*** DATA

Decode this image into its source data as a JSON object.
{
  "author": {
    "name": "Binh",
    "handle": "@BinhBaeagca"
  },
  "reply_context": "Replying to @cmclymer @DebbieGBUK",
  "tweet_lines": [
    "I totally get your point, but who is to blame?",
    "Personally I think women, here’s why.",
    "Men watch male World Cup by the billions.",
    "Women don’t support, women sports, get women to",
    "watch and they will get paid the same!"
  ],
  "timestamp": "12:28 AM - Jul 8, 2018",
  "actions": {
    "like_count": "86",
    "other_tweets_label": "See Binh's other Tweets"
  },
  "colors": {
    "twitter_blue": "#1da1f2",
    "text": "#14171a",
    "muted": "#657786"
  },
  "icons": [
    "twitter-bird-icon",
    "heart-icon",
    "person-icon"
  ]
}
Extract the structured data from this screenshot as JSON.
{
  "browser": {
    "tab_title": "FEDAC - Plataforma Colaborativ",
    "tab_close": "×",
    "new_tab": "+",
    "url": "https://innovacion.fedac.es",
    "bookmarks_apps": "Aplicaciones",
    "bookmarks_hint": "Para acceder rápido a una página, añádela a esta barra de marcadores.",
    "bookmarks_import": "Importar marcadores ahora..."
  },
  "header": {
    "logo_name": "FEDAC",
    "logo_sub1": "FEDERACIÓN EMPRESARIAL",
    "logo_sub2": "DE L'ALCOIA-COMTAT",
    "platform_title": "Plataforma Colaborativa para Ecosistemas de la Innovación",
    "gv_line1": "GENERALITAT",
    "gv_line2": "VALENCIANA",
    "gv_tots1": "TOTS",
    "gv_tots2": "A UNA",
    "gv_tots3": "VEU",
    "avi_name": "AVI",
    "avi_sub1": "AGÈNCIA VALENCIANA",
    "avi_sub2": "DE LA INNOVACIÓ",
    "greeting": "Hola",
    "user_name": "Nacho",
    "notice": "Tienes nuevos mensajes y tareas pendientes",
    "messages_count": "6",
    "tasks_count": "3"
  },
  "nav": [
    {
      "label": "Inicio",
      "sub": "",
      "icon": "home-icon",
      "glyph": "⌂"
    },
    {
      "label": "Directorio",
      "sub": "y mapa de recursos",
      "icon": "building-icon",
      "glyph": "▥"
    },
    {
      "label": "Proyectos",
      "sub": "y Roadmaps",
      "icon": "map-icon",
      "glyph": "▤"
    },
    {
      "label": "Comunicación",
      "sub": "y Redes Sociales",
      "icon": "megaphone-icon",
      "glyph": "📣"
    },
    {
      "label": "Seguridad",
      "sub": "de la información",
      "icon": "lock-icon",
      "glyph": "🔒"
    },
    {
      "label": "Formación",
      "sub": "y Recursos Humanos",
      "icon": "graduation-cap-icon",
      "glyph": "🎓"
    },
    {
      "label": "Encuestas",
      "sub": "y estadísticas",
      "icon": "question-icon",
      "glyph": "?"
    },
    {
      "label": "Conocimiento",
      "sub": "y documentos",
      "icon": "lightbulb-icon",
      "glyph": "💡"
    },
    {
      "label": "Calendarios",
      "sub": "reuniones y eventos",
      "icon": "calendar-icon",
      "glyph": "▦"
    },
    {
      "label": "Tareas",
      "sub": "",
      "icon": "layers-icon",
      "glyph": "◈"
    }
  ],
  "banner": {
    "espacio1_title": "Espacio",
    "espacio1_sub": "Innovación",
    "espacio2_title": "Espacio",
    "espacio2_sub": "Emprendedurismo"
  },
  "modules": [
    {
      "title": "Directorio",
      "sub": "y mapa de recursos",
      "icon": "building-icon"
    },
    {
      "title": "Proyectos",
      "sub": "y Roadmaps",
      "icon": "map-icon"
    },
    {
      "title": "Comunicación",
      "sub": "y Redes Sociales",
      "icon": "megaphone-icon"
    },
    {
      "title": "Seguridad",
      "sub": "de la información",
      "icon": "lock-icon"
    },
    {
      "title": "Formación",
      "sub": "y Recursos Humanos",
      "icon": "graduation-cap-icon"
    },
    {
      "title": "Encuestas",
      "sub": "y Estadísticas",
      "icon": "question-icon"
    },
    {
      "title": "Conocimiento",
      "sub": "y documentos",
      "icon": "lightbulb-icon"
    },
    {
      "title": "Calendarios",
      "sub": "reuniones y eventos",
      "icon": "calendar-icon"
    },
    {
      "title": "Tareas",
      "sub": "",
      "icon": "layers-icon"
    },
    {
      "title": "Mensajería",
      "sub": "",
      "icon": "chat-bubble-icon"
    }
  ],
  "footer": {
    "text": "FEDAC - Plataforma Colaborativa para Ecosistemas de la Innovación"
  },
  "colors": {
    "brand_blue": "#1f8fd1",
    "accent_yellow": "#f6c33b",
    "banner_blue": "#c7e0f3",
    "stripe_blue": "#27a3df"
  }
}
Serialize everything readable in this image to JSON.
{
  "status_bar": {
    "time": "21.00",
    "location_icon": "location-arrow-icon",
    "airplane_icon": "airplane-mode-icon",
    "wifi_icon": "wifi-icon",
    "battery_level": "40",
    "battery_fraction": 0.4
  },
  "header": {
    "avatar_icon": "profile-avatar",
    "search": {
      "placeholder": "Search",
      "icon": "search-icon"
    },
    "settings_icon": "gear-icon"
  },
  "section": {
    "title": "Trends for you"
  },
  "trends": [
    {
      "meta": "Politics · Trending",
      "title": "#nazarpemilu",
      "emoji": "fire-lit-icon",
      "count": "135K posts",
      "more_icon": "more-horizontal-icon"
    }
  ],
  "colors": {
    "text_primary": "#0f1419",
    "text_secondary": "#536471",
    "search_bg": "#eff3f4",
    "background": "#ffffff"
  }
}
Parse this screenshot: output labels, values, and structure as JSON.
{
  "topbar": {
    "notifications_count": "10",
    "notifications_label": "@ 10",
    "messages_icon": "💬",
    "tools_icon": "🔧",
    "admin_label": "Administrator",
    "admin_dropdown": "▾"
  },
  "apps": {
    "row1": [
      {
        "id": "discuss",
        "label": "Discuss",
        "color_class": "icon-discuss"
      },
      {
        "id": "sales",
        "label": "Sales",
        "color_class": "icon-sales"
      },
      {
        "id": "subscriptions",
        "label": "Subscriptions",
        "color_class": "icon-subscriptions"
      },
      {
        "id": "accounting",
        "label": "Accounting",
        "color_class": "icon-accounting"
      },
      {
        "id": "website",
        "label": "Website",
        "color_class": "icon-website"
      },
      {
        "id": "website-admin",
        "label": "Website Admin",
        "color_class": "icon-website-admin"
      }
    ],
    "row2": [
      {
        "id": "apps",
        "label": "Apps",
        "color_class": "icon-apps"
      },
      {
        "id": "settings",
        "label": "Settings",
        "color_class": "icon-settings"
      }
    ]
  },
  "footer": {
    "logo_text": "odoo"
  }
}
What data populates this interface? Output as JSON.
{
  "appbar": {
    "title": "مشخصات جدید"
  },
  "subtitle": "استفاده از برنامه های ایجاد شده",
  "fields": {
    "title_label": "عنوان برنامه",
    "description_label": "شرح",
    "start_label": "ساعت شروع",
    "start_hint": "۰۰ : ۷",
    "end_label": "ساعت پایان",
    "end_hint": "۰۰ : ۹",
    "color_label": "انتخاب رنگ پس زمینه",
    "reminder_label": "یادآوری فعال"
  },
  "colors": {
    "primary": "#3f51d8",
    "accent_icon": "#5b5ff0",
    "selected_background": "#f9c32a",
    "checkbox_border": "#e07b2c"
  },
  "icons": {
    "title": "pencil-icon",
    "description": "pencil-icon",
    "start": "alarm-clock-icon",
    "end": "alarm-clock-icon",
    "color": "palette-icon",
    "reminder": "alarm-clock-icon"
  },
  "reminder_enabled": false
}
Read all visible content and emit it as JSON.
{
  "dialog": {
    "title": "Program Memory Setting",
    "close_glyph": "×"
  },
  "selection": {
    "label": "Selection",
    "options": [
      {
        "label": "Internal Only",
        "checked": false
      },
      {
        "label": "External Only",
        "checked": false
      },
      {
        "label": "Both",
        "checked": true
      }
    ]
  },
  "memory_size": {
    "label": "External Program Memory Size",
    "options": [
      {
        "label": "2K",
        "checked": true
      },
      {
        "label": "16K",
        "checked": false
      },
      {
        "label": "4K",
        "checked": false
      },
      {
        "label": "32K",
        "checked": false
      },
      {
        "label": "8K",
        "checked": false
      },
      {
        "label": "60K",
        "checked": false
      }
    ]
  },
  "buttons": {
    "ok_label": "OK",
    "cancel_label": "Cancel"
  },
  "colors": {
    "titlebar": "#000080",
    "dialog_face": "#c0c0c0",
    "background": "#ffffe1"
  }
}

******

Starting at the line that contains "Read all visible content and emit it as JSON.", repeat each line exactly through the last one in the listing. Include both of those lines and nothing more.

> _OUTPUT_
Read all visible content and emit it as JSON.
{
  "dialog": {
    "title": "Program Memory Setting",
    "close_glyph": "×"
  },
  "selection": {
    "label": "Selection",
    "options": [
      {
        "label": "Internal Only",
        "checked": false
      },
      {
        "label": "External Only",
        "checked": false
      },
      {
        "label": "Both",
        "checked": true
      }
    ]
  },
  "memory_size": {
    "label": "External Program Memory Size",
    "options": [
      {
        "label": "2K",
        "checked": true
      },
      {
        "label": "16K",
        "checked": false
      },
      {
        "label": "4K",
        "checked": false
      },
      {
        "label": "32K",
        "checked": false
      },
      {
        "label": "8K",
        "checked": false
      },
      {
        "label": "60K",
        "checked": false
      }
    ]
  },
  "buttons": {
    "ok_label": "OK",
    "cancel_label": "Cancel"
  },
  "colors": {
    "titlebar": "#000080",
    "dialog_face": "#c0c0c0",
    "background": "#ffffe1"
  }
}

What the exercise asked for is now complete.